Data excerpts
Start of Block
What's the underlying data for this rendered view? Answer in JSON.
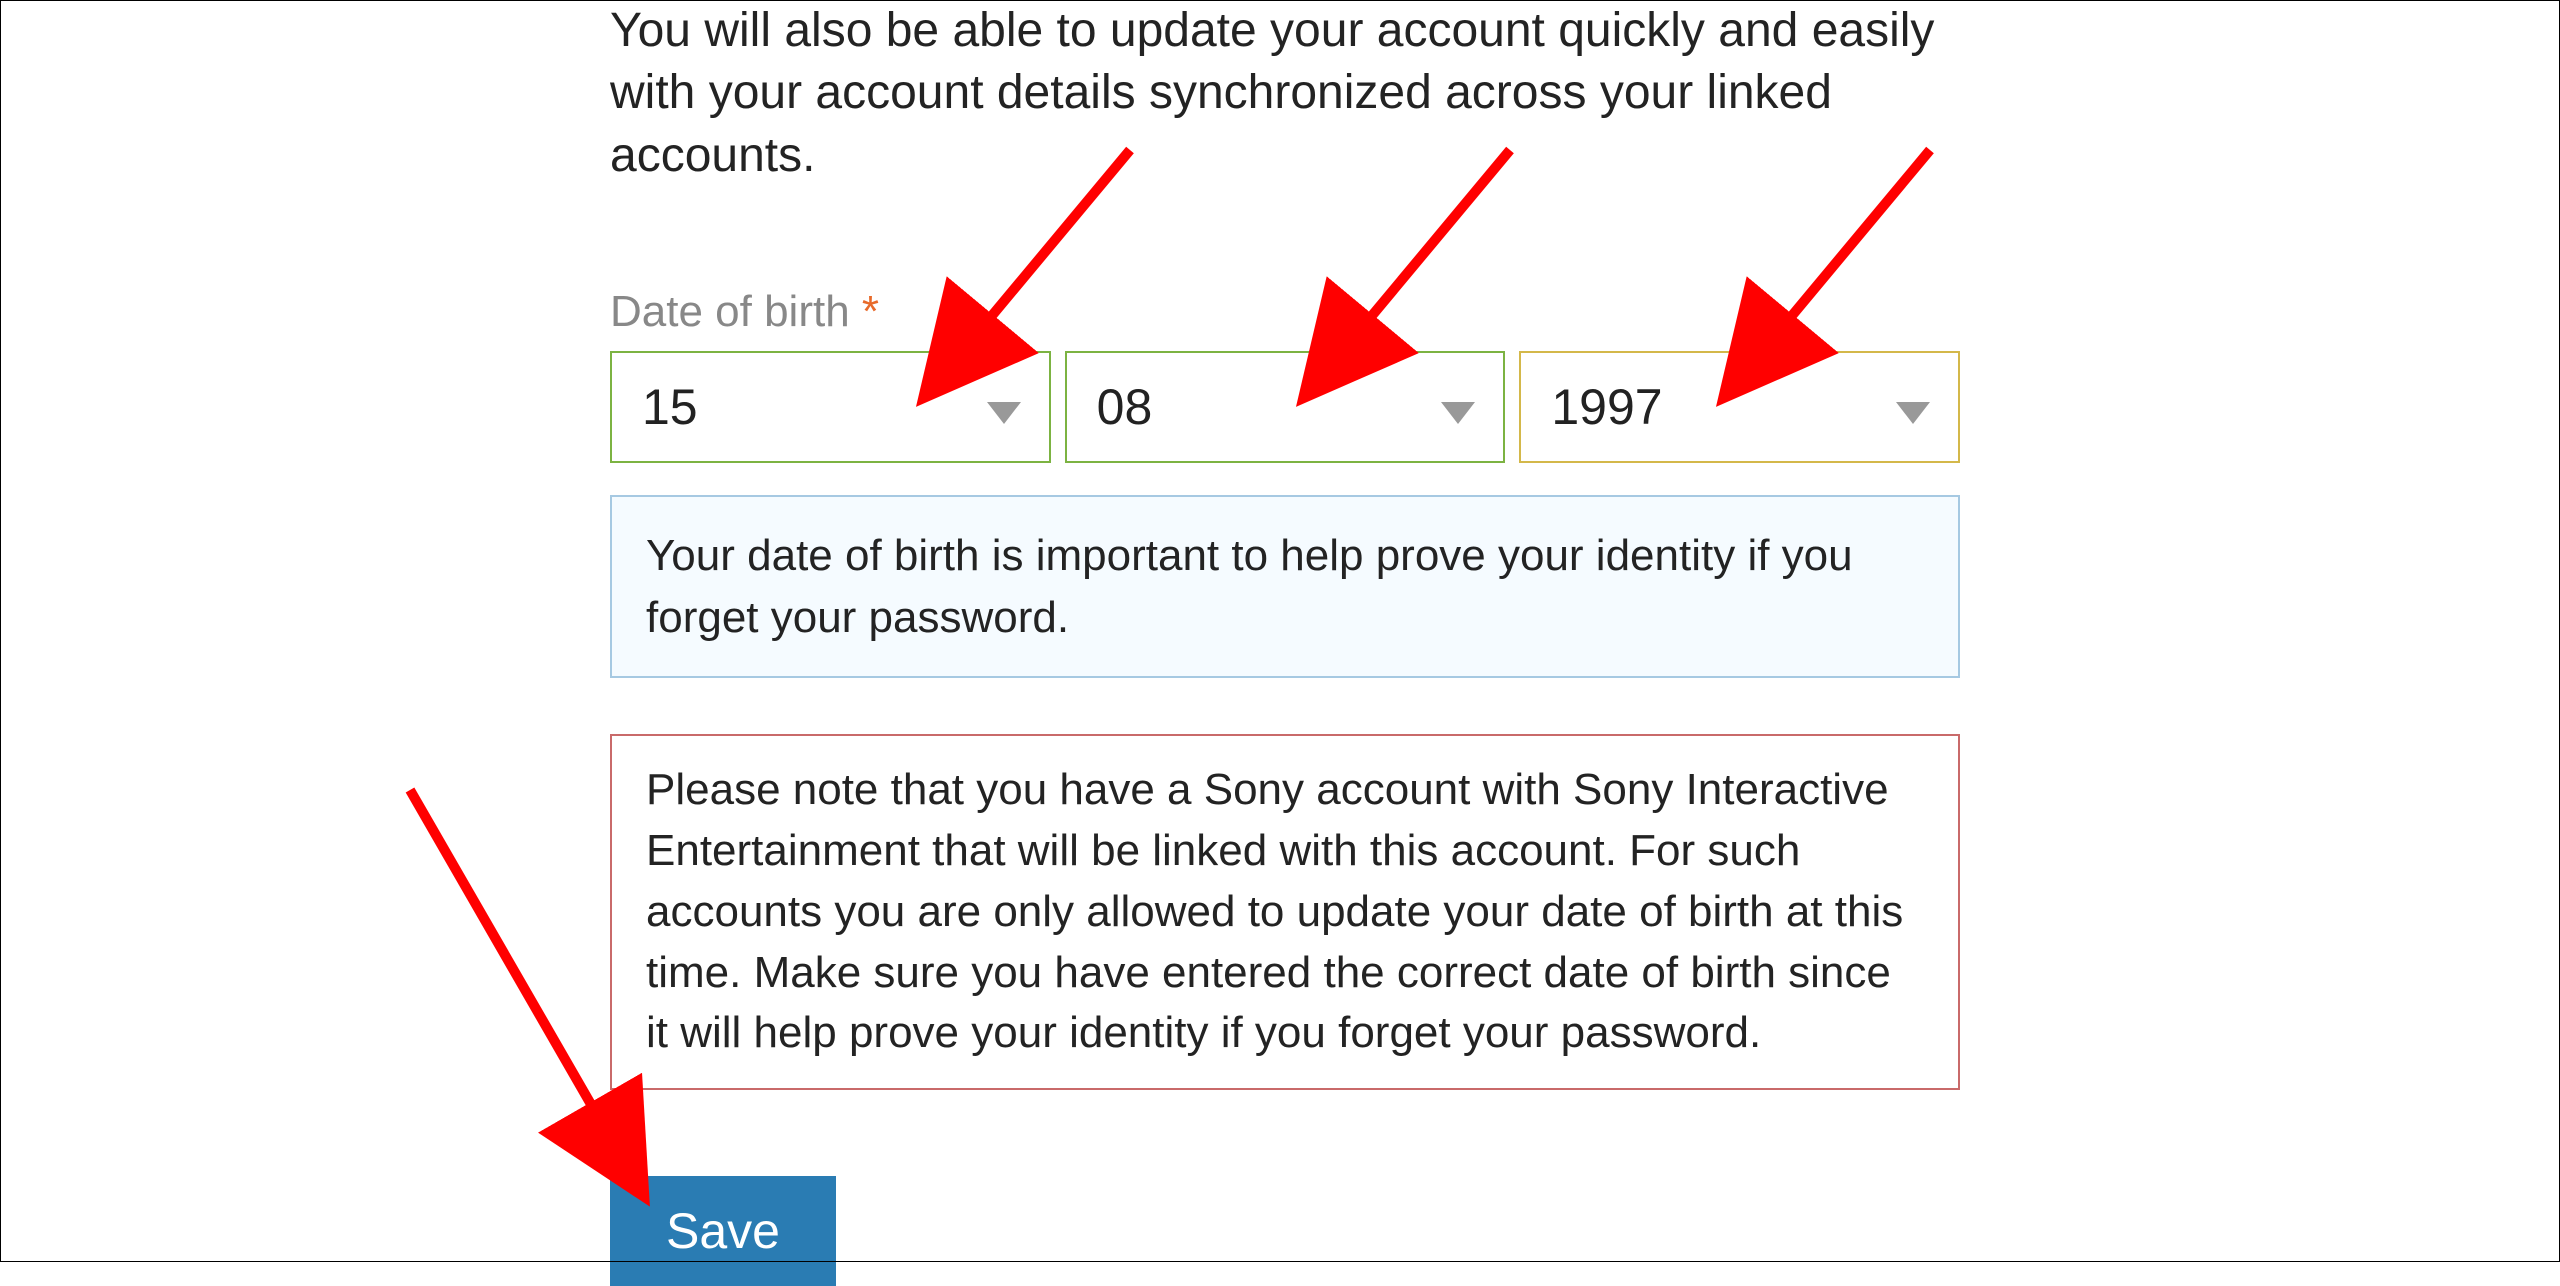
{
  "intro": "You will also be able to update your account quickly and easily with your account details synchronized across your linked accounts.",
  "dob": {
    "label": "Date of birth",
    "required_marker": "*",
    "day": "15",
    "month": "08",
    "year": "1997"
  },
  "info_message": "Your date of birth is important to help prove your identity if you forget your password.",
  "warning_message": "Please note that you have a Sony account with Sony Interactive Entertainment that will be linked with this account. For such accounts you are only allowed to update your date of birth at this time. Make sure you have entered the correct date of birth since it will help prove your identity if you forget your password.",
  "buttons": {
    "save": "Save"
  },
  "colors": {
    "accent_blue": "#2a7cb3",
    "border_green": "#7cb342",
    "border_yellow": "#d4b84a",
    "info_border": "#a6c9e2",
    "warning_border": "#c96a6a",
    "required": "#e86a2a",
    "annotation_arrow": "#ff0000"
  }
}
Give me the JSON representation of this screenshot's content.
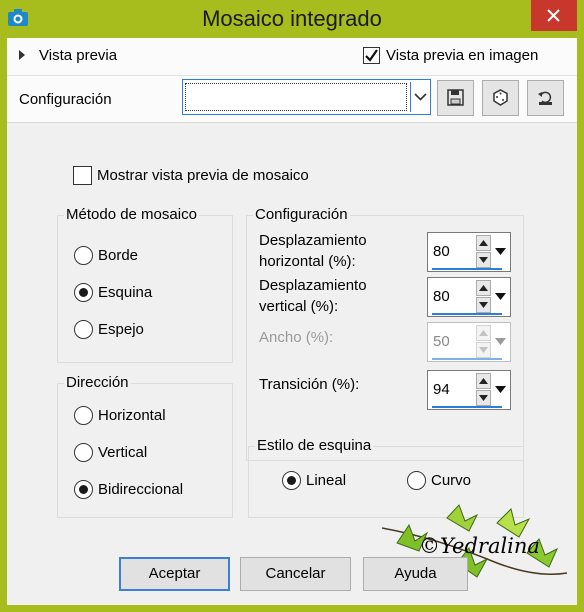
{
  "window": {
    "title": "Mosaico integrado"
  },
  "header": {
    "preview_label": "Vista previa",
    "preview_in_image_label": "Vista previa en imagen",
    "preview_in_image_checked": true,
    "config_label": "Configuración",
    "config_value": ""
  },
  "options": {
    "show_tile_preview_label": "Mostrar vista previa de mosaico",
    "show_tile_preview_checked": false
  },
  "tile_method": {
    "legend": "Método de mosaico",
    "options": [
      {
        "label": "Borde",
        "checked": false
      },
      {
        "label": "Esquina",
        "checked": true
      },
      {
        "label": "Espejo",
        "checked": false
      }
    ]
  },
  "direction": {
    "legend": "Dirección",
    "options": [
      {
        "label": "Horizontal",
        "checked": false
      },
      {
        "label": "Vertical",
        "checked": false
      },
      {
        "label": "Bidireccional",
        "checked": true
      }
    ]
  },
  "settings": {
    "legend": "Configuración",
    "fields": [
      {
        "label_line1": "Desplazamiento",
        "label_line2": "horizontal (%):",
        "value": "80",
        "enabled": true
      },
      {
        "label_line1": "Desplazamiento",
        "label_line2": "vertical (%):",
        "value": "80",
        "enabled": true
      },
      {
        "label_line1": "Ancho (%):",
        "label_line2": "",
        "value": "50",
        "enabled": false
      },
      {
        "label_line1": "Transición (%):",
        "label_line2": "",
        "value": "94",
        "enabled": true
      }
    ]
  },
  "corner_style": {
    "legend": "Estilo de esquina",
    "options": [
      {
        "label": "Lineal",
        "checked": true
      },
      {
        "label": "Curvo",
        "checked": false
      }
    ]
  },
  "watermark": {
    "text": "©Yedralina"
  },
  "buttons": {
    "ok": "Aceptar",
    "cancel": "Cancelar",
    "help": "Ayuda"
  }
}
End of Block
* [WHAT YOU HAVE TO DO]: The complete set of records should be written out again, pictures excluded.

* [ANSWER AREA]:
What's the underlying data for this rendered view? Answer in JSON.
{
  "intro": "You will also be able to update your account quickly and easily with your account details synchronized across your linked accounts.",
  "dob": {
    "label": "Date of birth",
    "required_marker": "*",
    "day": "15",
    "month": "08",
    "year": "1997"
  },
  "info_message": "Your date of birth is important to help prove your identity if you forget your password.",
  "warning_message": "Please note that you have a Sony account with Sony Interactive Entertainment that will be linked with this account. For such accounts you are only allowed to update your date of birth at this time. Make sure you have entered the correct date of birth since it will help prove your identity if you forget your password.",
  "buttons": {
    "save": "Save"
  },
  "colors": {
    "accent_blue": "#2a7cb3",
    "border_green": "#7cb342",
    "border_yellow": "#d4b84a",
    "info_border": "#a6c9e2",
    "warning_border": "#c96a6a",
    "required": "#e86a2a",
    "annotation_arrow": "#ff0000"
  }
}
Give me the JSON representation of this screenshot's content.
{
  "window": {
    "title": "Mosaico integrado"
  },
  "header": {
    "preview_label": "Vista previa",
    "preview_in_image_label": "Vista previa en imagen",
    "preview_in_image_checked": true,
    "config_label": "Configuración",
    "config_value": ""
  },
  "options": {
    "show_tile_preview_label": "Mostrar vista previa de mosaico",
    "show_tile_preview_checked": false
  },
  "tile_method": {
    "legend": "Método de mosaico",
    "options": [
      {
        "label": "Borde",
        "checked": false
      },
      {
        "label": "Esquina",
        "checked": true
      },
      {
        "label": "Espejo",
        "checked": false
      }
    ]
  },
  "direction": {
    "legend": "Dirección",
    "options": [
      {
        "label": "Horizontal",
        "checked": false
      },
      {
        "label": "Vertical",
        "checked": false
      },
      {
        "label": "Bidireccional",
        "checked": true
      }
    ]
  },
  "settings": {
    "legend": "Configuración",
    "fields": [
      {
        "label_line1": "Desplazamiento",
        "label_line2": "horizontal (%):",
        "value": "80",
        "enabled": true
      },
      {
        "label_line1": "Desplazamiento",
        "label_line2": "vertical (%):",
        "value": "80",
        "enabled": true
      },
      {
        "label_line1": "Ancho (%):",
        "label_line2": "",
        "value": "50",
        "enabled": false
      },
      {
        "label_line1": "Transición (%):",
        "label_line2": "",
        "value": "94",
        "enabled": true
      }
    ]
  },
  "corner_style": {
    "legend": "Estilo de esquina",
    "options": [
      {
        "label": "Lineal",
        "checked": true
      },
      {
        "label": "Curvo",
        "checked": false
      }
    ]
  },
  "watermark": {
    "text": "©Yedralina"
  },
  "buttons": {
    "ok": "Aceptar",
    "cancel": "Cancelar",
    "help": "Ayuda"
  }
}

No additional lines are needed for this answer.